2

Before I begin, I'd like to make it clear that I don't want to modify the jQuery library in any way, I just want to replace the value of the $ global with a custom function that returns a jQuery instance.

In other words, I want the $ global to not equal jQuery and to return a jQuery instance after it's done doing other (non-jQuery) things.

How do I do this without breaking or modifying the jQuery library?

For example, changing the $ function so it logs each selector to the console before returning a jQuery instance, using a regular function declaration, like this:

function $(selector) {
  console.log(selector);
  return jQuery(selector);
}

Results in a tonne of errors like x is undefined or y is used out of scope being thrown.

After doing some research I've tried putting a $.noConflict(true) after the console.log function call, like this:

function $(selector) {
  console.log(selector);
  $.noConflict();
  return jQuery(selector);
}

I got less errors than before but it still doesn't work as expected.

What do I have to change to get my code to work?

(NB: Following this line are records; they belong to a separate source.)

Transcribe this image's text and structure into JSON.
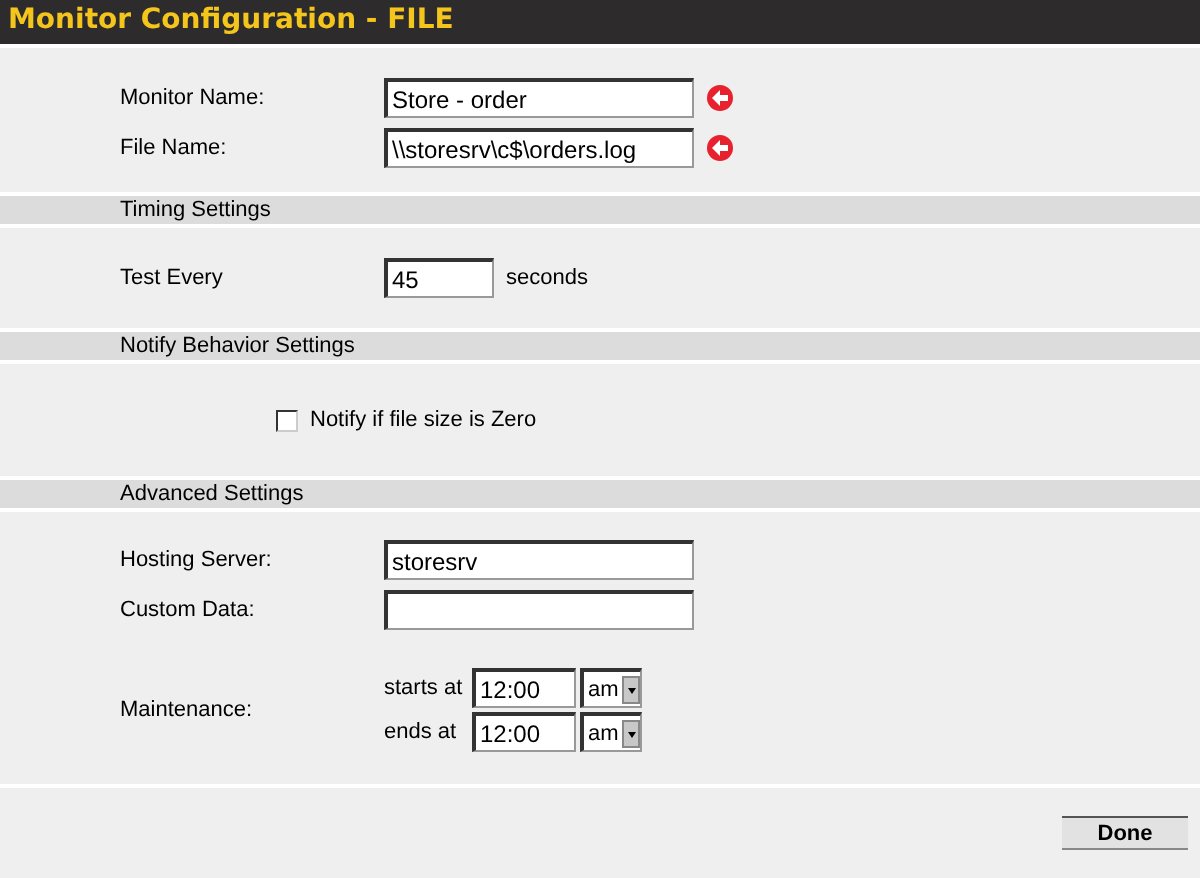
{
  "window": {
    "title": "Monitor Configuration - FILE"
  },
  "sections": [
    {
      "fields": [
        {
          "kind": "text",
          "label": "Monitor Name:",
          "value": "Store - order",
          "required": true
        },
        {
          "kind": "text",
          "label": "File Name:",
          "value": "\\\\storesrv\\c$\\orders.log",
          "required": true
        }
      ]
    },
    {
      "heading": "Timing Settings",
      "fields": [
        {
          "kind": "text",
          "label": "Test Every",
          "value": "45",
          "unit": "seconds"
        }
      ]
    },
    {
      "heading": "Notify Behavior Settings",
      "fields": [
        {
          "kind": "checkbox",
          "label": "Notify if file size is Zero",
          "checked": false
        }
      ]
    },
    {
      "heading": "Advanced Settings",
      "fields": [
        {
          "kind": "text",
          "label": "Hosting Server:",
          "value": "storesrv"
        },
        {
          "kind": "text",
          "label": "Custom Data:"
        },
        {
          "kind": "schedule",
          "label": "Maintenance:",
          "times": [
            {
              "prefix": "starts at",
              "time": "12:00",
              "period": "am"
            },
            {
              "prefix": "ends at",
              "time": "12:00",
              "period": "am"
            }
          ]
        }
      ]
    }
  ],
  "buttons": [
    {
      "label": "Done"
    }
  ]
}
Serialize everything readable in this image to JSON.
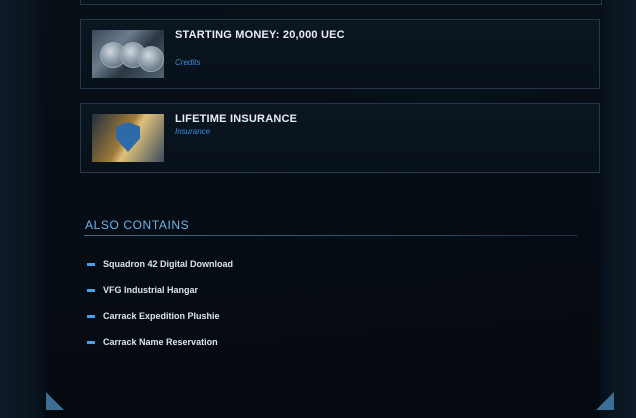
{
  "items": [
    {
      "title": "STARTING MONEY: 20,000 UEC",
      "subtitle": "Credits",
      "icon": "coins-icon"
    },
    {
      "title": "LIFETIME INSURANCE",
      "subtitle": "Insurance",
      "icon": "shield-icon"
    }
  ],
  "also_contains": {
    "heading": "ALSO CONTAINS",
    "items": [
      "Squadron 42 Digital Download",
      "VFG Industrial Hangar",
      "Carrack Expedition Plushie",
      "Carrack Name Reservation"
    ]
  },
  "colors": {
    "accent": "#6fb3ea",
    "subtitle": "#3c8de0",
    "bullet": "#4aa0e6",
    "background": "#05090f"
  }
}
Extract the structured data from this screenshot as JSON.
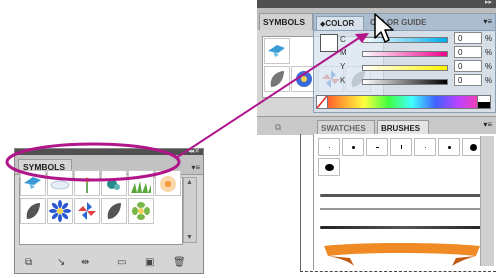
{
  "symbols_panel": {
    "tab_label": "SYMBOLS",
    "menu_icon": "panel-menu-icon",
    "scroll_up": "▲",
    "scroll_down": "▼",
    "symbols": [
      "blue-bird",
      "cloud",
      "flower-sprout",
      "teal-shapes",
      "grass",
      "orange-flower",
      "grey-leaf",
      "blue-daisy",
      "pinwheel",
      "grey-leaf-2",
      "green-tile"
    ],
    "bottom_tools": [
      "place-symbol-icon",
      "break-link-icon",
      "symbol-options-icon",
      "duplicate-icon",
      "new-symbol-icon",
      "delete-icon"
    ]
  },
  "composite_panel": {
    "symbols_tab_label": "SYMBOLS",
    "color_panel": {
      "tab_color": "COLOR",
      "tab_color_guide": "COLOR GUIDE",
      "channels": [
        {
          "label": "C",
          "value": "0",
          "unit": "%"
        },
        {
          "label": "M",
          "value": "0",
          "unit": "%"
        },
        {
          "label": "Y",
          "value": "0",
          "unit": "%"
        },
        {
          "label": "K",
          "value": "0",
          "unit": "%"
        }
      ]
    },
    "tab_swatches": "SWATCHES",
    "tab_brushes": "BRUSHES"
  },
  "colors": {
    "highlight_ellipse": "#b0168a",
    "panel_grey": "#d5d5d5",
    "dark_bar": "#505050",
    "brush_orange": "#f08a24"
  }
}
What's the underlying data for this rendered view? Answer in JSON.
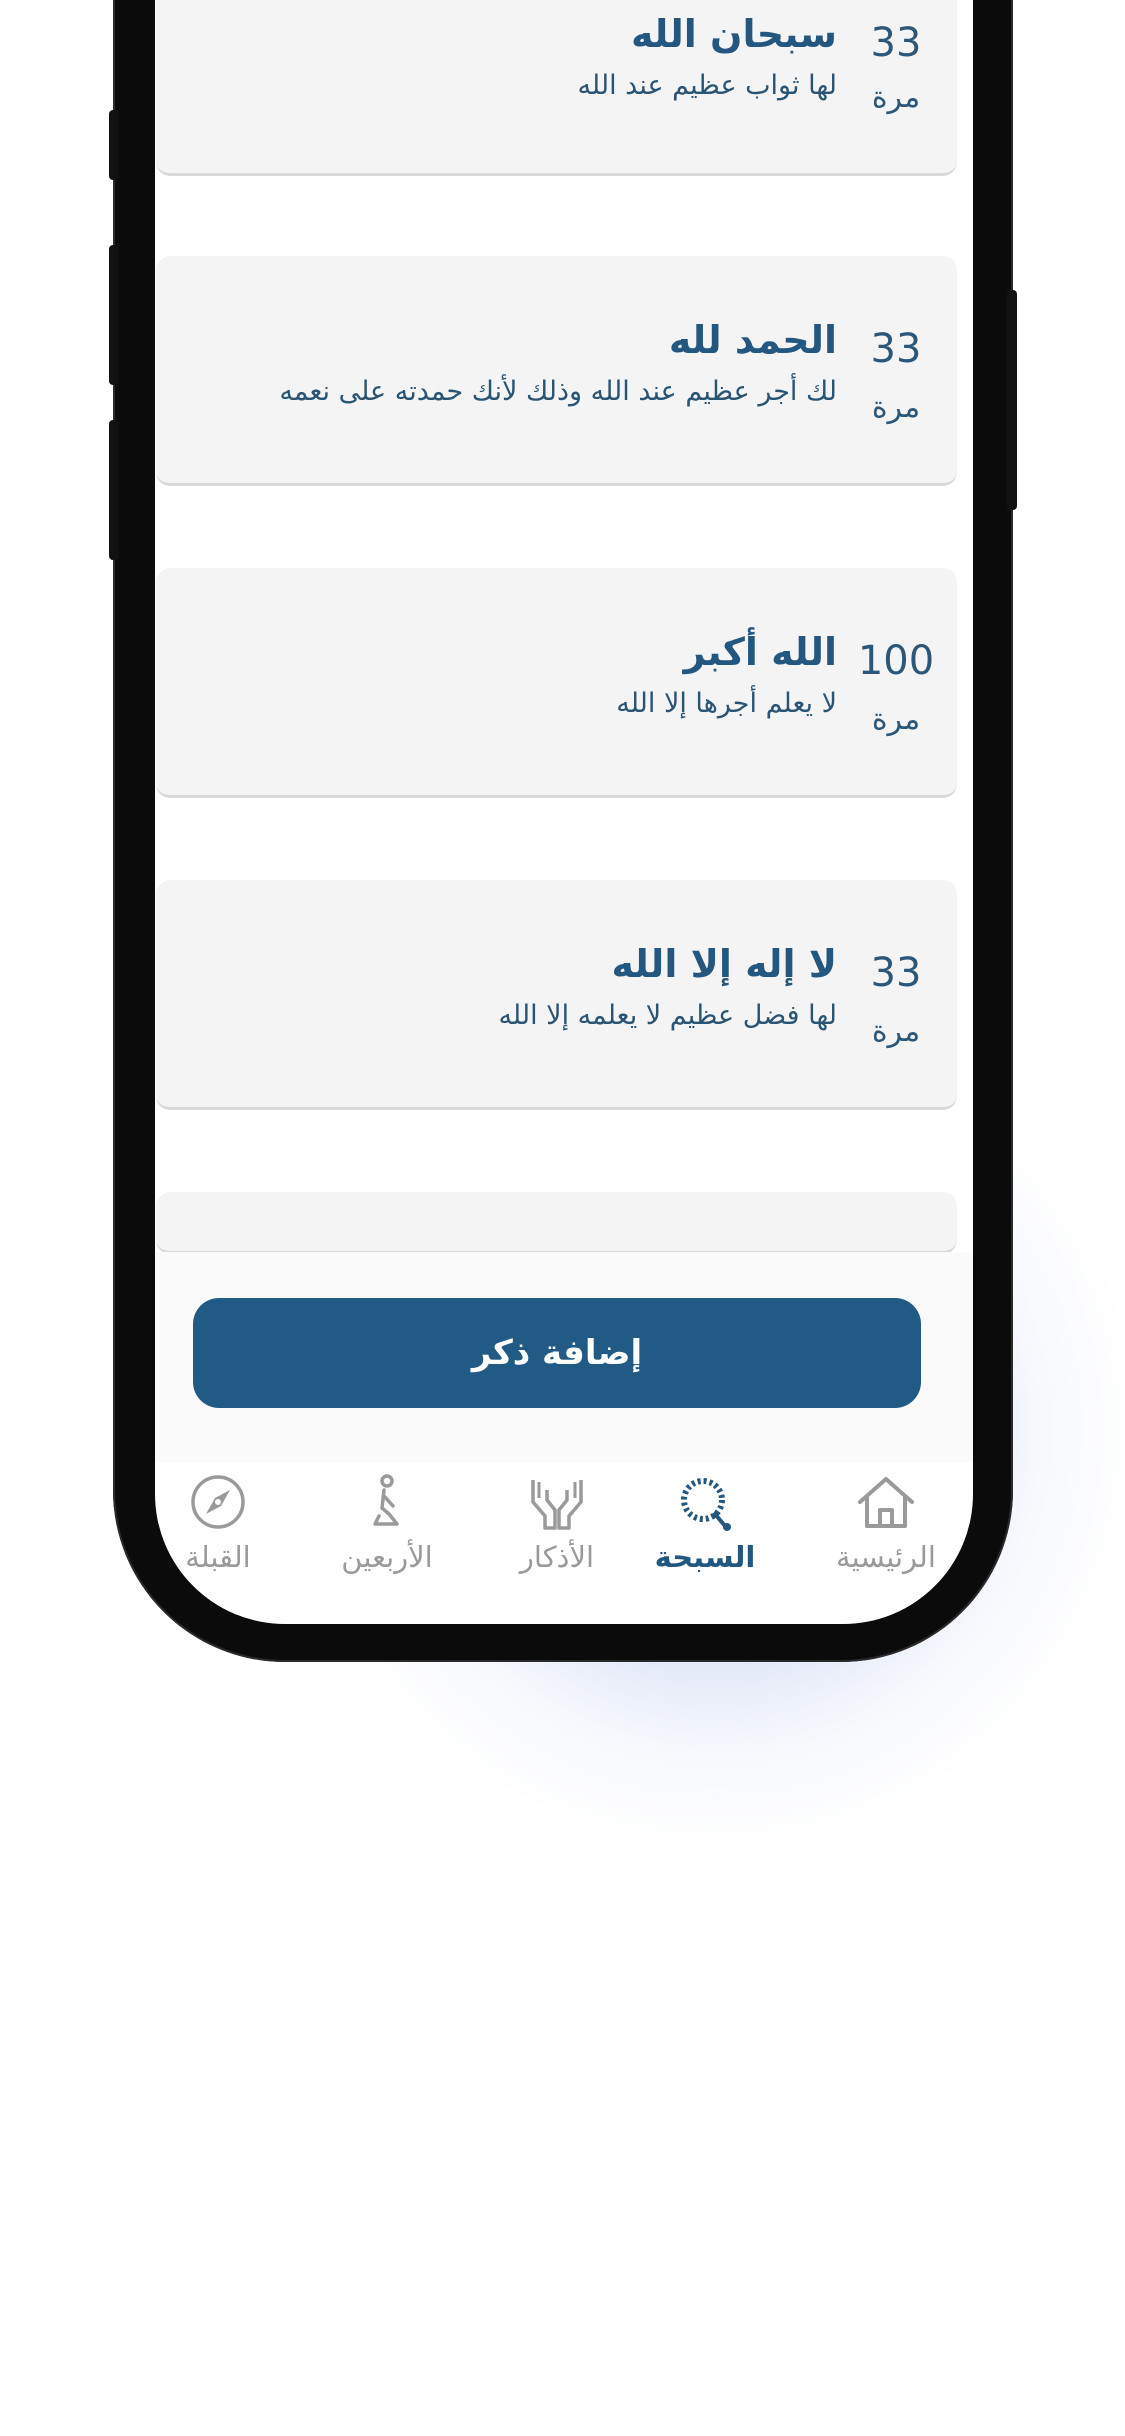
{
  "adhkar": [
    {
      "title": "سبحان الله",
      "description": "لها ثواب عظيم عند الله",
      "count": "33",
      "unit": "مرة"
    },
    {
      "title": "الحمد لله",
      "description": "لك أجر عظيم عند الله وذلك لأنك حمدته على نعمه",
      "count": "33",
      "unit": "مرة"
    },
    {
      "title": "الله أكبر",
      "description": "لا يعلم أجرها إلا الله",
      "count": "100",
      "unit": "مرة"
    },
    {
      "title": "لا إله إلا الله",
      "description": "لها فضل عظيم لا يعلمه إلا الله",
      "count": "33",
      "unit": "مرة"
    }
  ],
  "add_button": {
    "label": "إضافة ذكر"
  },
  "tabs": [
    {
      "label": "الرئيسية",
      "icon": "home-icon",
      "active": false
    },
    {
      "label": "السبحة",
      "icon": "prayer-beads-icon",
      "active": true
    },
    {
      "label": "الأذكار",
      "icon": "praying-hands-icon",
      "active": false
    },
    {
      "label": "الأربعين",
      "icon": "praying-person-icon",
      "active": false
    },
    {
      "label": "القبلة",
      "icon": "compass-icon",
      "active": false
    }
  ],
  "colors": {
    "primary": "#215a85",
    "title_text": "#24577f",
    "card_background": "#f4f4f5",
    "inactive_tab": "#9a9a9c"
  }
}
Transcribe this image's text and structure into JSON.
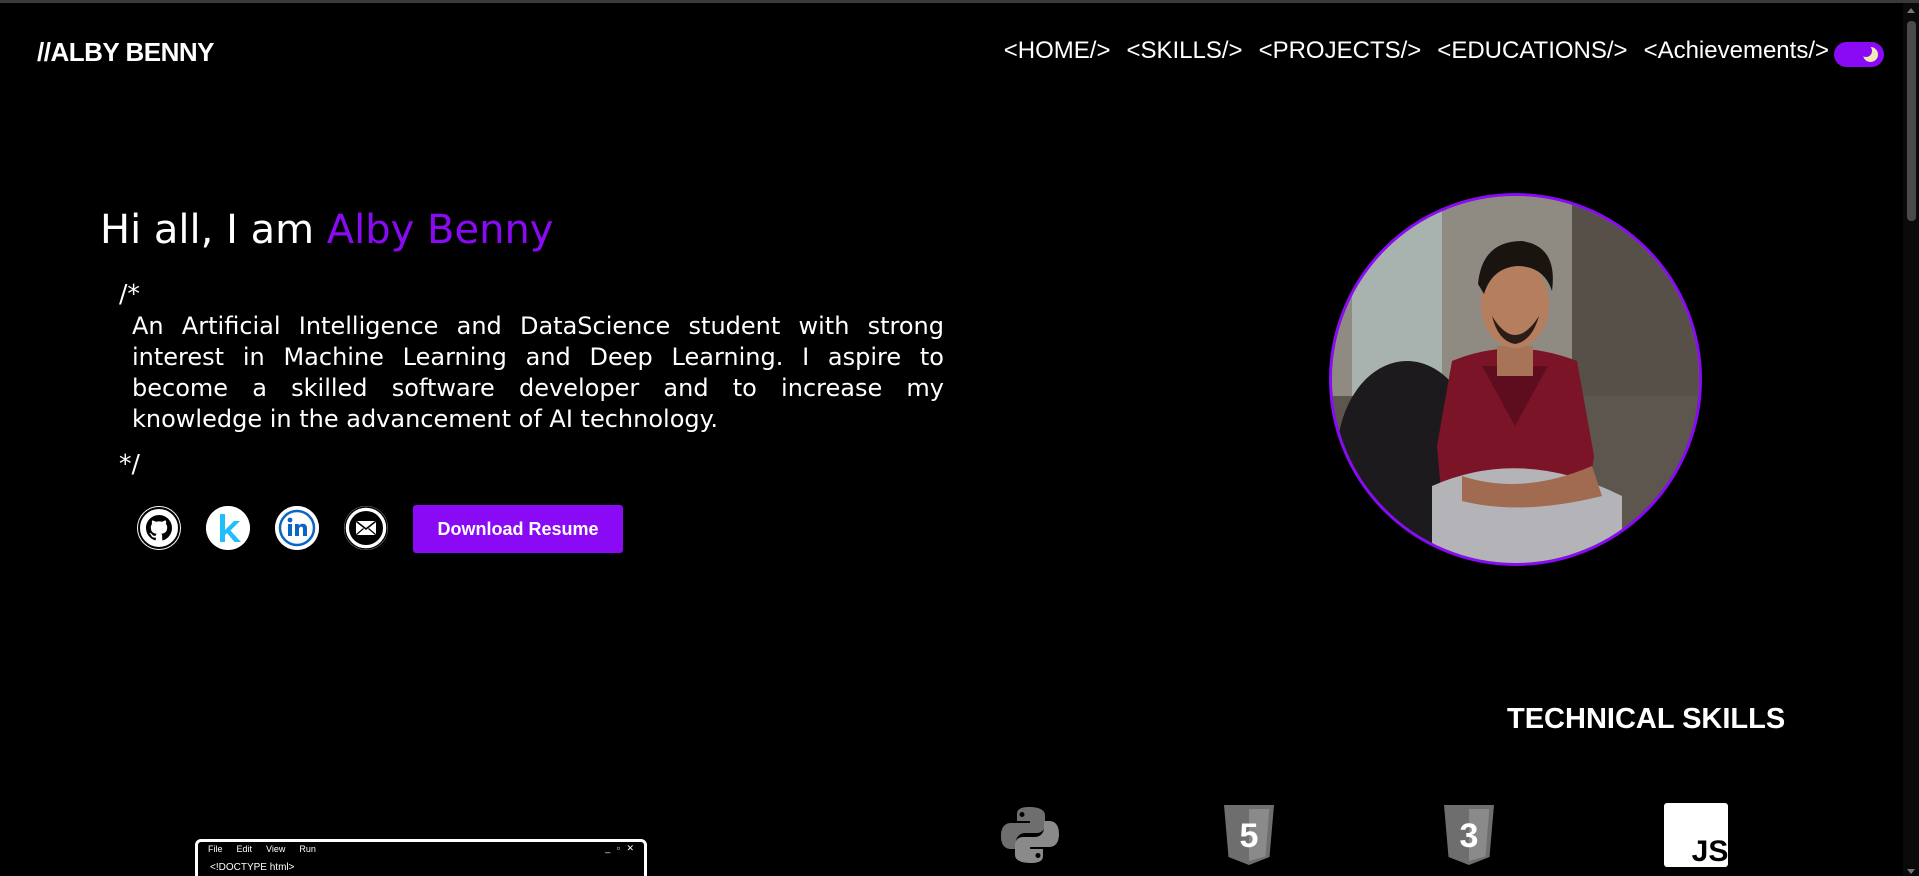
{
  "header": {
    "logo": "//ALBY BENNY",
    "nav": [
      {
        "label": "<HOME/>"
      },
      {
        "label": "<SKILLS/>"
      },
      {
        "label": "<PROJECTS/>"
      },
      {
        "label": "<EDUCATIONS/>"
      },
      {
        "label": "<Achievements/>"
      }
    ],
    "theme_toggle": {
      "icon": "moon-icon",
      "color": "#8a0af5"
    }
  },
  "hero": {
    "greeting_prefix": "Hi all, I am ",
    "name": "Alby Benny",
    "accent_color": "#8a0af5",
    "comment_open": "/*",
    "bio": "An Artificial Intelligence and DataScience student with strong interest in Machine Learning and Deep Learning. I aspire to become a skilled software developer and to increase my knowledge in the advancement of AI technology.",
    "comment_close": "*/",
    "socials": [
      {
        "icon": "github-icon"
      },
      {
        "icon": "kaggle-icon"
      },
      {
        "icon": "linkedin-icon"
      },
      {
        "icon": "email-icon"
      }
    ],
    "resume_button": "Download Resume",
    "avatar": {
      "icon": "profile-photo"
    }
  },
  "skills": {
    "title": "TECHNICAL SKILLS",
    "icons": [
      {
        "icon": "python-icon"
      },
      {
        "icon": "html5-icon",
        "label": "5"
      },
      {
        "icon": "css3-icon",
        "label": "3"
      },
      {
        "icon": "javascript-icon",
        "label": "JS"
      }
    ]
  },
  "editor": {
    "menu": [
      "File",
      "Edit",
      "View",
      "Run"
    ],
    "window_controls": "_ ▫ ✕",
    "code_line": "<!DOCTYPE html>"
  }
}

1
  • $.noConflict(); well that only works as long as $ is jQuery. If it isn't, then you are calling .noConflict() on your own function which doesn't have it. Which is why you need to be explicit and do jQuery.noConflict() - that way you don't depend on what is currently assigned to $.
    – VLAZ
    Apr 8, 2019 at 12:12

3 Answers 3

2

You can use jQuery.noConflict() to tell jQuery to relinquish control of $.

console.log("$ === jQuery", $ === jQuery);

jQuery.noConflict();

console.log("$ === jQuery", $ === jQuery);

$ = function() {
  console.log(...arguments);
  return jQuery(...arguments);
}

$("#ChangeMe").text("We still use jQuery")
<script src="https://cdnjs.cloudflare.com/ajax/libs/jquery/3.3.1/jquery.min.js"></script>

<span id="ChangeMe">Text to change</span>
This also restores original meaning of $, in case you have more than one thing that tries to grab the global variable.

//make the function that uses $ first
$ = function() {
  console.log(...arguments);
  return jQuery(...arguments);
}

//include jQuery
let script = document.createElement('script')

script.src = "https://cdnjs.cloudflare.com/ajax/libs/jquery/3.3.1/jquery.min.js";

script.addEventListener("load", () => {
  console.log("$ === jQuery", $ === jQuery);

  jQuery.noConflict();

  console.log("$ === jQuery", $ === jQuery);

  $("#ChangeMe").text("We still use jQuery")
});

document.body.appendChild(script);
<span id="ChangeMe">Text to change</span>

If you want to reassign the jQuery shorthand, just assign the result of the method call:

j = jQuery.noConflict();

console.log(j === jQuery);
<script src="https://cdnjs.cloudflare.com/ajax/libs/jquery/3.3.1/jquery.min.js"></script>

1

You can do this by creating a reference to the original value and then using that later, like this...

var _$ = $;

function $(selector) {
    console.log(selector);
    return _$(selector);
}

If you want to restore everything back to normal at some point later, you can just re-reference the stored value like this...

$ = _$;

Note: The underscore is just my naming convention. You could call the reference variable anything you like.

0
0

I was getting those errors because I wasn't adding jQuery's existing properties and methods to the new $ function.

I solved the problem by freeing the $ namespace using jQuery.noConflict() and then using jQuery.extend to add jQuery's properties and methods the new $ function before exposing it to the global scope using window.$ = $.

Here is the working code:

(function() {
  jQuery.noConflict();
  // do stuff...
  var $ = function() {
    // do some more stuff...
    return jQuery.apply(jQuery, arguments);
  };
  // do even more stuff...
  jQuery.extend($, jQuery);
  window.$ = $;
})();

I'd also like to thank VLAZ and Archer for their help.

Your Answer

By clicking “Post Your Answer”, you agree to our terms of service and acknowledge you have read our privacy policy.

Not the answer you're looking for? Browse other questions tagged or ask your own question.